▶ _Required work_
Render every entry exactly as it appears.

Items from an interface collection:
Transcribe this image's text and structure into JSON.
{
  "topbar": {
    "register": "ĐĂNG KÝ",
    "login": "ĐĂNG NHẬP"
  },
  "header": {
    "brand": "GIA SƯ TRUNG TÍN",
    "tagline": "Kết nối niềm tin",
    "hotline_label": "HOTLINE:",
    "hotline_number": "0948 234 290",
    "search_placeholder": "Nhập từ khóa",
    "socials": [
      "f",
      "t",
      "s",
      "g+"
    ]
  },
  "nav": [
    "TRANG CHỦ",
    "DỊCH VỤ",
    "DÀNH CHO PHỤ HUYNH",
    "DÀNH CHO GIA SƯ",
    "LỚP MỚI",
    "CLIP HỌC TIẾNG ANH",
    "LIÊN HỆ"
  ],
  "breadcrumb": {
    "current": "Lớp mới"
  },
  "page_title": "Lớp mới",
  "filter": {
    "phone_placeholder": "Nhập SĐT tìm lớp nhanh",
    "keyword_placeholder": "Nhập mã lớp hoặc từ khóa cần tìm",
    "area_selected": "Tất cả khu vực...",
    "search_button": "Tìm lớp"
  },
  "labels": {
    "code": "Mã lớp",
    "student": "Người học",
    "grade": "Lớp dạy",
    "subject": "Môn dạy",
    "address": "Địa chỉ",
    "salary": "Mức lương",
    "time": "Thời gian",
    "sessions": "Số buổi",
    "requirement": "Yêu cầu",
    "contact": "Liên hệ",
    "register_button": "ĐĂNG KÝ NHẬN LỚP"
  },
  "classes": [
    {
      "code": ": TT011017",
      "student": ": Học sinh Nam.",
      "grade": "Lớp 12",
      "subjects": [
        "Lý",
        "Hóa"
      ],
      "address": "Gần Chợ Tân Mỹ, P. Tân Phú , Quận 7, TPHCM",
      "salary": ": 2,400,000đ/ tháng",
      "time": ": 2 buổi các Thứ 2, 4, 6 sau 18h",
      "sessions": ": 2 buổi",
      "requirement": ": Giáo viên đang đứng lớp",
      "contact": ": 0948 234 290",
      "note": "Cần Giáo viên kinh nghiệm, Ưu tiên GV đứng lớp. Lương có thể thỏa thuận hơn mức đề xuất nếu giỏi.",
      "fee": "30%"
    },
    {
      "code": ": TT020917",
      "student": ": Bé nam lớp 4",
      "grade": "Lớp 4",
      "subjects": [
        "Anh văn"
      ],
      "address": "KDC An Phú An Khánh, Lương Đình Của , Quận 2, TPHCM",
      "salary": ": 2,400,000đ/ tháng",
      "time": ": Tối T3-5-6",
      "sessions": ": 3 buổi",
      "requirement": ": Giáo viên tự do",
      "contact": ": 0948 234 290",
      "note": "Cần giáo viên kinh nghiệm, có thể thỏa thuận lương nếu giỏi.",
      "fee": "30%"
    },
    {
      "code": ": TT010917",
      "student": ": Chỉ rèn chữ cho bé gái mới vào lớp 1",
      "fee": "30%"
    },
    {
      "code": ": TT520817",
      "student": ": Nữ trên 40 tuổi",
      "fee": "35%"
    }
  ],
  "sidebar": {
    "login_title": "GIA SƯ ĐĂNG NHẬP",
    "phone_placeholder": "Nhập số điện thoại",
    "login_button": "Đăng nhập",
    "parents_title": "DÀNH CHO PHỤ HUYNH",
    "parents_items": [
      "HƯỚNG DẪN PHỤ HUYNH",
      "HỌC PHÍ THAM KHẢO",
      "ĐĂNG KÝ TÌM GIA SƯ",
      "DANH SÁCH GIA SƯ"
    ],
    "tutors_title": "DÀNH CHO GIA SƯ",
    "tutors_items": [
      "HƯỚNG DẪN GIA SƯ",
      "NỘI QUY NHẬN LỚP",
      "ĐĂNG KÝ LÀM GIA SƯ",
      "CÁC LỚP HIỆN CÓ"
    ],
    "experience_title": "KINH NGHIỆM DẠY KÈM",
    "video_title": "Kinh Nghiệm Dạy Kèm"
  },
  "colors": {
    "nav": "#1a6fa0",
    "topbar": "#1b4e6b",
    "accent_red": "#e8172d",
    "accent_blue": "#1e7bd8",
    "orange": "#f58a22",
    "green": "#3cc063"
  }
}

▶ _Response for this exercise_
Transcribe this image's text and structure into JSON.
{
  "topbar": {
    "register": "ĐĂNG KÝ",
    "login": "ĐĂNG NHẬP"
  },
  "header": {
    "brand": "GIA SƯ TRUNG TÍN",
    "tagline": "Kết nối niềm tin",
    "hotline_label": "HOTLINE:",
    "hotline_number": "0948 234 290",
    "search_placeholder": "Nhập từ khóa",
    "socials": [
      "f",
      "t",
      "s",
      "g+"
    ]
  },
  "nav": [
    "TRANG CHỦ",
    "DỊCH VỤ",
    "DÀNH CHO PHỤ HUYNH",
    "DÀNH CHO GIA SƯ",
    "LỚP MỚI",
    "CLIP HỌC TIẾNG ANH",
    "LIÊN HỆ"
  ],
  "breadcrumb": {
    "current": "Lớp mới"
  },
  "page_title": "Lớp mới",
  "filter": {
    "phone_placeholder": "Nhập SĐT tìm lớp nhanh",
    "keyword_placeholder": "Nhập mã lớp hoặc từ khóa cần tìm",
    "area_selected": "Tất cả khu vực...",
    "search_button": "Tìm lớp"
  },
  "labels": {
    "code": "Mã lớp",
    "student": "Người học",
    "grade": "Lớp dạy",
    "subject": "Môn dạy",
    "address": "Địa chỉ",
    "salary": "Mức lương",
    "time": "Thời gian",
    "sessions": "Số buổi",
    "requirement": "Yêu cầu",
    "contact": "Liên hệ",
    "register_button": "ĐĂNG KÝ NHẬN LỚP"
  },
  "classes": [
    {
      "code": ": TT011017",
      "student": ": Học sinh Nam.",
      "grade": "Lớp 12",
      "subjects": [
        "Lý",
        "Hóa"
      ],
      "address": "Gần Chợ Tân Mỹ, P. Tân Phú , Quận 7, TPHCM",
      "salary": ": 2,400,000đ/ tháng",
      "time": ": 2 buổi các Thứ 2, 4, 6 sau 18h",
      "sessions": ": 2 buổi",
      "requirement": ": Giáo viên đang đứng lớp",
      "contact": ": 0948 234 290",
      "note": "Cần Giáo viên kinh nghiệm, Ưu tiên GV đứng lớp. Lương có thể thỏa thuận hơn mức đề xuất nếu giỏi.",
      "fee": "30%"
    },
    {
      "code": ": TT020917",
      "student": ": Bé nam lớp 4",
      "grade": "Lớp 4",
      "subjects": [
        "Anh văn"
      ],
      "address": "KDC An Phú An Khánh, Lương Đình Của , Quận 2, TPHCM",
      "salary": ": 2,400,000đ/ tháng",
      "time": ": Tối T3-5-6",
      "sessions": ": 3 buổi",
      "requirement": ": Giáo viên tự do",
      "contact": ": 0948 234 290",
      "note": "Cần giáo viên kinh nghiệm, có thể thỏa thuận lương nếu giỏi.",
      "fee": "30%"
    },
    {
      "code": ": TT010917",
      "student": ": Chỉ rèn chữ cho bé gái mới vào lớp 1",
      "fee": "30%"
    },
    {
      "code": ": TT520817",
      "student": ": Nữ trên 40 tuổi",
      "fee": "35%"
    }
  ],
  "sidebar": {
    "login_title": "GIA SƯ ĐĂNG NHẬP",
    "phone_placeholder": "Nhập số điện thoại",
    "login_button": "Đăng nhập",
    "parents_title": "DÀNH CHO PHỤ HUYNH",
    "parents_items": [
      "HƯỚNG DẪN PHỤ HUYNH",
      "HỌC PHÍ THAM KHẢO",
      "ĐĂNG KÝ TÌM GIA SƯ",
      "DANH SÁCH GIA SƯ"
    ],
    "tutors_title": "DÀNH CHO GIA SƯ",
    "tutors_items": [
      "HƯỚNG DẪN GIA SƯ",
      "NỘI QUY NHẬN LỚP",
      "ĐĂNG KÝ LÀM GIA SƯ",
      "CÁC LỚP HIỆN CÓ"
    ],
    "experience_title": "KINH NGHIỆM DẠY KÈM",
    "video_title": "Kinh Nghiệm Dạy Kèm"
  },
  "colors": {
    "nav": "#1a6fa0",
    "topbar": "#1b4e6b",
    "accent_red": "#e8172d",
    "accent_blue": "#1e7bd8",
    "orange": "#f58a22",
    "green": "#3cc063"
  }
}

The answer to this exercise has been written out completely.